Grocery Shopping In Germany

One of the first things you will need to do when first moving to a different country seems fairly basic but can be daunting in a completely new culture. What I'm talking about is simply going out and buying groceries. It's inevitable and in my opinion is a really fun experience, but can also be frustrating as well. In your own country you can go on auto-pilot and make your way throughout the store without much thought. In another country not only do you have to deal with the language differences, but you are also presented with a lot of different items that you never even knew existed. Again, this can be fun but can make the experience a bit more difficult. To aide and help improve this potentially intimidating scenario, here are a few things that will help you to be more prepared.

1. One of the main differences you'll find is that you need to bring your own grocery bags, or be prepared to pay for a plastic one if you forgot to bring them with you. There are many different options for bags and here are some of the more popular ones:

The German Shopping Basket

These range from very basic woven baskets to intricate fabrics with pockets and all sorts of stuff.

The Shopping Tote or Roller Bag

Although this isn't ideal when rolling down cobblestone streets, I have to admit that I have been wanting one of these lately. I must be officially turning in a German.

Here are some other things you can do to be prepared:

2. Bring change if you want a shopping cart. Shopping carts require a one Euro deposit generally, and then when you return your cart you get your money back.

3. Weigh your produce! Fruits and veggies in most stores need to be weighed before they're bagged.

4. Batteries and plastic bottles are returned at the grocery store....and the gas station, and other stores as well.
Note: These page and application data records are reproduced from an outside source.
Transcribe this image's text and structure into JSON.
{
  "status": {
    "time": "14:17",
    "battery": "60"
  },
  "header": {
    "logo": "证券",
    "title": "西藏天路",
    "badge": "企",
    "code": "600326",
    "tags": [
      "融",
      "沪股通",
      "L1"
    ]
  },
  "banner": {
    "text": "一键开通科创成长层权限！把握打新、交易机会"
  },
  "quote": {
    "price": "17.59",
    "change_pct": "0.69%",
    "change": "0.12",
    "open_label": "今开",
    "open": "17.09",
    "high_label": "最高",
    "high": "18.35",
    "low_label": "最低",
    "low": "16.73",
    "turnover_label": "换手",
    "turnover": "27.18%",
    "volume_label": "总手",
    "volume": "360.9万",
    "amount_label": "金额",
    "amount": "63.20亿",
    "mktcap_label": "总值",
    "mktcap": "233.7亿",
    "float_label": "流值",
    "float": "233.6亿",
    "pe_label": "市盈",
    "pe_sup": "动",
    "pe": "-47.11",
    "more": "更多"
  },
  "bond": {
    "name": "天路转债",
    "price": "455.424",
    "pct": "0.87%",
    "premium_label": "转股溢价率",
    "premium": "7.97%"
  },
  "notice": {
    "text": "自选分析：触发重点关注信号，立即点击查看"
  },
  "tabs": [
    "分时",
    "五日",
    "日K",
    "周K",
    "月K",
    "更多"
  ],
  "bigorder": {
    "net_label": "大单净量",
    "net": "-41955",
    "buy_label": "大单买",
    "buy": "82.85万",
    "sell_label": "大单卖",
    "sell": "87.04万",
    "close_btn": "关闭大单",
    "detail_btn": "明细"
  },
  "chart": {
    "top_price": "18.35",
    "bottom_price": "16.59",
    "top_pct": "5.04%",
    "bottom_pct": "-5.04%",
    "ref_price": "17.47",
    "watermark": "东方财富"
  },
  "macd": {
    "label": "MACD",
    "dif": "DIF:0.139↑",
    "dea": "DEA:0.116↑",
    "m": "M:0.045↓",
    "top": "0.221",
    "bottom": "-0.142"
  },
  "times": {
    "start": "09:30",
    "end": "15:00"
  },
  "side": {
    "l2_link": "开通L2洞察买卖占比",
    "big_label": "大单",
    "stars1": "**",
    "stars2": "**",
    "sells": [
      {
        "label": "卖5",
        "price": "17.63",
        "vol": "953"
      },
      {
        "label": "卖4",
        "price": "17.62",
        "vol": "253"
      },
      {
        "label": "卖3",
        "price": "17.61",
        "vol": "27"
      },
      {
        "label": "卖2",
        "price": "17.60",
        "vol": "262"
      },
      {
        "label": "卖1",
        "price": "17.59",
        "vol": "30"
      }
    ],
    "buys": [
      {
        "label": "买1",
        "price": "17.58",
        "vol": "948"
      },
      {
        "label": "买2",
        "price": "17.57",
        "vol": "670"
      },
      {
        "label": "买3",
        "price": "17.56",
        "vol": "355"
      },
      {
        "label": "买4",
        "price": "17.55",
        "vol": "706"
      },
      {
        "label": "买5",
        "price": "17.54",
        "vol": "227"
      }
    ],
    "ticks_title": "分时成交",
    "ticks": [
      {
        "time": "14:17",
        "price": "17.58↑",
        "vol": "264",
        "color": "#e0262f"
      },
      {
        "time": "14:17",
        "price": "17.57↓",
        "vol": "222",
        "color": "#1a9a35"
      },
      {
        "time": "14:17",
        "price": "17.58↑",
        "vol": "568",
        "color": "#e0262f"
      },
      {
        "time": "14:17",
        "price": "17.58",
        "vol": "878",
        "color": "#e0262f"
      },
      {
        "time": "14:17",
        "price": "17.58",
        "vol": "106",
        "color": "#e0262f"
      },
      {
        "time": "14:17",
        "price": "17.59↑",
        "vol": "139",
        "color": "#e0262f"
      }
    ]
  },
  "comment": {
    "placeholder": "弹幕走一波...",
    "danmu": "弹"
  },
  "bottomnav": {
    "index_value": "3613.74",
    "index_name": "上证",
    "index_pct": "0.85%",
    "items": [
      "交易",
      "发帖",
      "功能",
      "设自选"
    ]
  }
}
There are bottle machines to return your plastic bottles and you get money back for them. Not all bottles can be returned, but most of them can.

5. As an expat, it's a good idea to either have your iphone handy or be sure to translate your grocery list before you leave. This goes especially for things like spices and items that you might have a hard time discerning from one another.

And as always, German grocery stores are closed on Sundays so make sure you get your shopping done on Saturday!